Gut microbiome diversity is inversely associated with arterial stiffness
Gut microbial diversity is associated with lower arterial stiffness in womenLiterature - Menni C, Lin C, Cecelja M, et al. - Eur Heart J 2018;39:2390–2397
Introduction and methods
The gut microbiome, an important regulator of systemic inflammation, glucose tolerance, and insulin sensitivity, may influence vascular disease through oxidative stress and inflammation . Arterial stiffness, measured by pulse wave velocity (PWV), is an independent predictor of CV risk . Inflammation contributes to the development of arterial stiffness. Therefore, a relationship between gut microbiome composition and arterial stiffness was hypothesized.

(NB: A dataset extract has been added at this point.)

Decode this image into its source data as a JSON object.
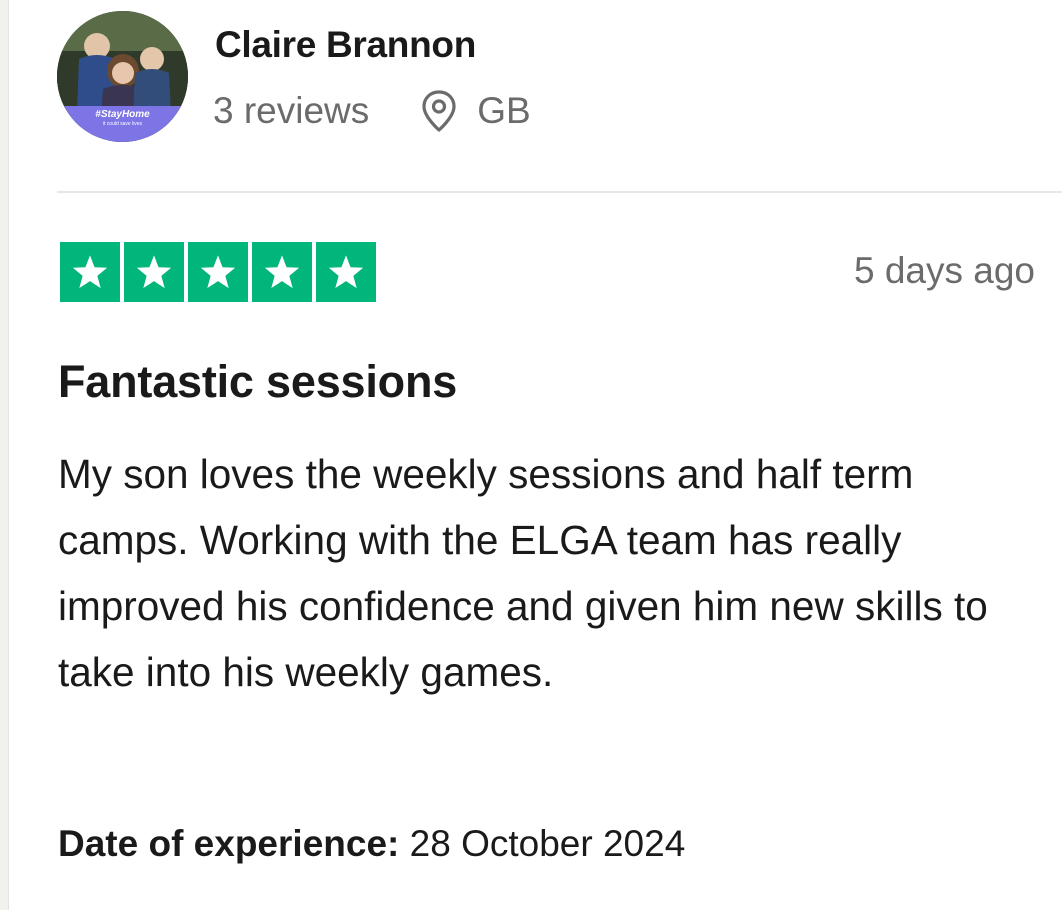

In this study, the association between arterial stiffness and gut microbiome composition was evaluated, by examining relationships between PWV and microbiome diversity, as well as between PWV and specific operational taxonomic units (OTUs). Moreover, it was assessed whether the associations between arterial stiffness and the microbiome are mediated by the specific circulating metabolites phenylacetylglutamine, trimethylamine oxide (TMAO), and the antioxidant indoleproprionate (IPA).
For this purpose, data from 617 female twins aged 40-79 years were analyzed, who were included in the TwinsUK registry [3,4]. Those eligible for the analysis had PWV and serum metabolites measurements, as well as gut microbiome composition determined by 16S rRNA gene sequencing. The 10-year atherosclerotic CV disease (ASCVD) risk was calculated based on age, gender, total and high density lipoprotein cholesterol, smoking status, blood pressure (BP) and use of BP-lowering medications, as well as type 2 diabetes (T2DM).
- Indices of gut microbiome diversity were significantly associated with PWV (Shannon: Beta = -0.26±0.07; P=9x10-5, Simpson: Beta = -0.18±0.07; P=10-3) after adjusting for age, body mass index (BMI), mean arterial BP, and family relatedness.
- Seven OTUs were significantly and negatively associated with PWV (false discovery rate < 0.05): two from the Ruminococcaceae family, one from the Rikenellaceae and one from the Clostridiaceae, one from the Barnesiellaceae family, one of the Clostridiaceae family, and the genus Odoribacter.
- After adjusting for smoking, alcohol intake, physical activity, fiber and omega 3 intake, adherence to a Mediterranean diet, socioeconomic status, proton pump inhibitors, antibiotics use, uric acid, the 10-year ASCVD risk score, and CRP levels, the results remained consistent.
- PWV remained significantly associated with gut microbiome composition after adjusting for visceral fat mass and insulin resistance, with each standard deviation of the microbial abundances contributing an effect size of -0.12 to -0.27 on PWV (P values ranging from 0.002 to 3x10-5).
- The associations between PWV and gut microbiome diversity and specific OTUs were attenuated after adjustment for phenylacetylglutamine, TMAO, and the antioxidant IPA, but remained significant. After adjusting for age, BMI, and mean arterial BP, the overall proportion of variance explained by microbiome factors is 8.3% (95%CI: 4.32–12.4%).
In a study of middle-aged female twins, the composition of the gut microbiome was strongly correlated with arterial stiffness, independently of traditional risk factors. These data suggest that targeting the gut microbiome with specific therapies might improve arterial stiffness.
In their editorial article, Laurent and Bruno  emphasize the most important finding of the study by Menni et al.: arterial stiffness is significantly correlated with gut microbiome, and this association is only marginally mediated by a large number of traditional risk factors. Although age and mean BP can explain up to 50% of arterial stiffness, the authors comment positively on the finding of gut microbiome being able to explain 4-8% of the arterial stiffness variance. They also discuss the limitations of the study, including the lack of endotoxemia markers measurements, the fact that dietary fats were not explored, the cross-sectional study design, and the homogeneity of the study sample, composed of middle-aged female twins. The authors conclude: ‘… the study by Menni et al. provides a valuable contribution to the ongoing research on the relationship between arterial stiffness and inflammation. The authors demonstrated that it was possible to capture, through the characterization of the gut microbiome, a part of the CV risk that was not explained by classical risk factors. These data suggest that the gut microbiome may act as a third player in the inflammation–stiffness relationship.’